- Task to complete -
The number needed is how many lines of the data hold the string "icon". Give that number and nothing more.

════════

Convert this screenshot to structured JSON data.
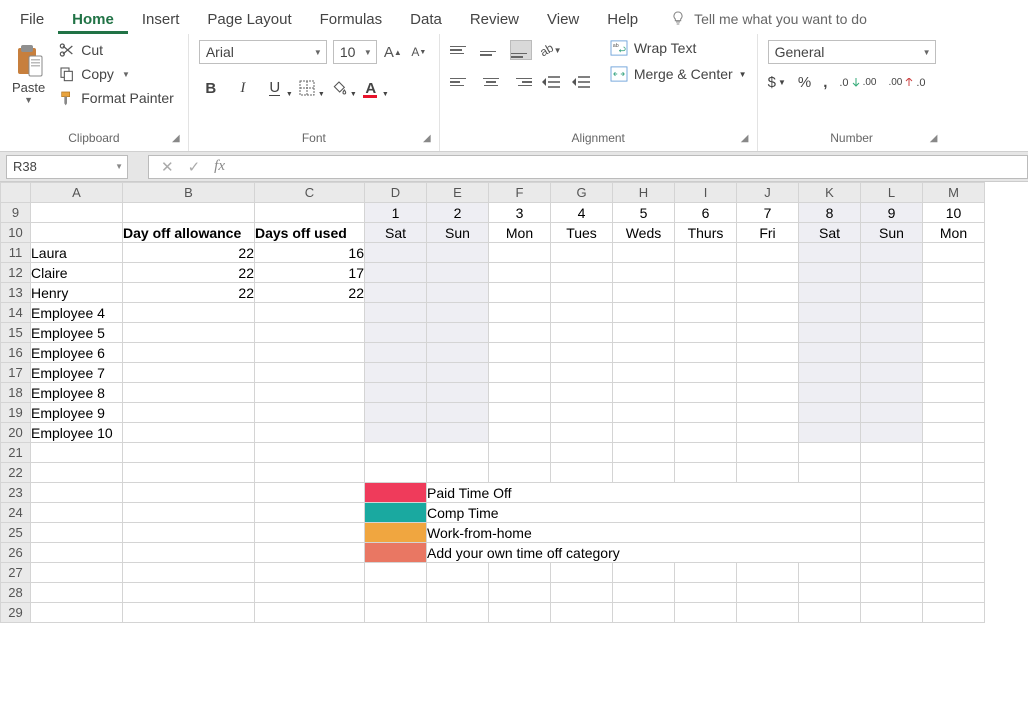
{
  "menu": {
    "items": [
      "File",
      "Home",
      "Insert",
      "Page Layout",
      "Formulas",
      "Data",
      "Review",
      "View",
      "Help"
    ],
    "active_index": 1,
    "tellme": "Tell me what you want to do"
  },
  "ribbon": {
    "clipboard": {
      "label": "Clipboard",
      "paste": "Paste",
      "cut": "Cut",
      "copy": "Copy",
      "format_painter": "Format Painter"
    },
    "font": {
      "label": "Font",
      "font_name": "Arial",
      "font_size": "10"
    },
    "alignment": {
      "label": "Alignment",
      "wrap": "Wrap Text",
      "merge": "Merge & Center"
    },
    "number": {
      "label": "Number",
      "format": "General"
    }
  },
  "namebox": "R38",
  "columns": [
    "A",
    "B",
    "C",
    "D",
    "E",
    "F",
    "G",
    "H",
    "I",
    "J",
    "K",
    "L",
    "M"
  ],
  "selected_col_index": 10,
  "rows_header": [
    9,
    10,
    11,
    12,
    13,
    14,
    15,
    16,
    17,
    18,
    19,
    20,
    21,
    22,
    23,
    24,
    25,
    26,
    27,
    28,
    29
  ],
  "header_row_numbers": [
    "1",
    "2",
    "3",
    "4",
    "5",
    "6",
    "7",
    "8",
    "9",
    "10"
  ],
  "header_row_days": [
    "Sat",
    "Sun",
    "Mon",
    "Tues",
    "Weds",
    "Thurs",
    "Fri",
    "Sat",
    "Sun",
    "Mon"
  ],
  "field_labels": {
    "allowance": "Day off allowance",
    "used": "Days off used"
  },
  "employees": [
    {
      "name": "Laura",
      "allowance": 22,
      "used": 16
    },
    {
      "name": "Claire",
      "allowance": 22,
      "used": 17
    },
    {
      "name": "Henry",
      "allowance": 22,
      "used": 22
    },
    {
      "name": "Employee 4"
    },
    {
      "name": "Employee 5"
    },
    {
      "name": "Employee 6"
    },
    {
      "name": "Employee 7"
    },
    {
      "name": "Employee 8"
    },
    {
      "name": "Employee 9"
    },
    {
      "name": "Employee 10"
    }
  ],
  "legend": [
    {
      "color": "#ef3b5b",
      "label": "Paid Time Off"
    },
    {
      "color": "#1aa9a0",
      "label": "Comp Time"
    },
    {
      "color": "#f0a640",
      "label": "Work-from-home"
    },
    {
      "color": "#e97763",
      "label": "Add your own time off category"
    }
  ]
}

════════

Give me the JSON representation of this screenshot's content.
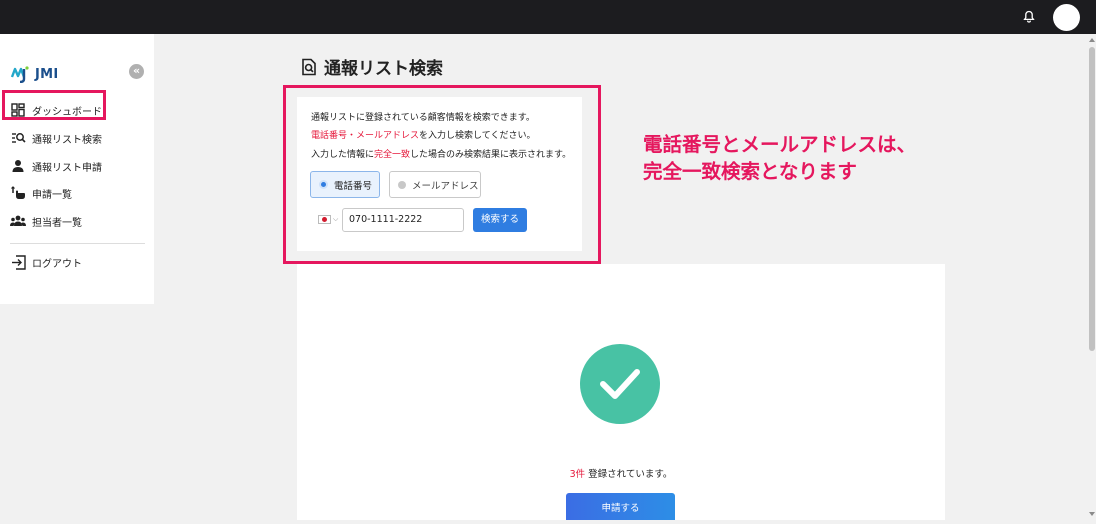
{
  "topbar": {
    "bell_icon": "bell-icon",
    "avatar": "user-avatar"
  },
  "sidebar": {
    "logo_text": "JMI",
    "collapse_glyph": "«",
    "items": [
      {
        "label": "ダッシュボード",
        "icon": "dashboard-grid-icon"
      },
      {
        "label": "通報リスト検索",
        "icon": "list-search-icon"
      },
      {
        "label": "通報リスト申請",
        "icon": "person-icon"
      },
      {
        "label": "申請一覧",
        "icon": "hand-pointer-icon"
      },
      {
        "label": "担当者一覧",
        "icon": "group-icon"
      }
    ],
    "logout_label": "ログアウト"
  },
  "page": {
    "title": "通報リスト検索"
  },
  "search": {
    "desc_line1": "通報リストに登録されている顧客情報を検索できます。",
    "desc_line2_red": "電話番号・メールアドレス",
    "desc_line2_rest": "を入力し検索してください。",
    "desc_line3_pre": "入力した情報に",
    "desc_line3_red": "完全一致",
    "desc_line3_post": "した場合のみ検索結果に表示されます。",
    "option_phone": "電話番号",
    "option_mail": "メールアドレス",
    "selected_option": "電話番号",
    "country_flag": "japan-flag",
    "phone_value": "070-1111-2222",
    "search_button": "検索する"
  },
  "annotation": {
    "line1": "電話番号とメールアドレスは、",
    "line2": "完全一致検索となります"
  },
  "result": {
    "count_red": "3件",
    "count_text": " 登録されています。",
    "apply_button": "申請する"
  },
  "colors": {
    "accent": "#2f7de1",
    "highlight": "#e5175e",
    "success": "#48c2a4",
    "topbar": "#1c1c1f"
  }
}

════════

- Answer area -
6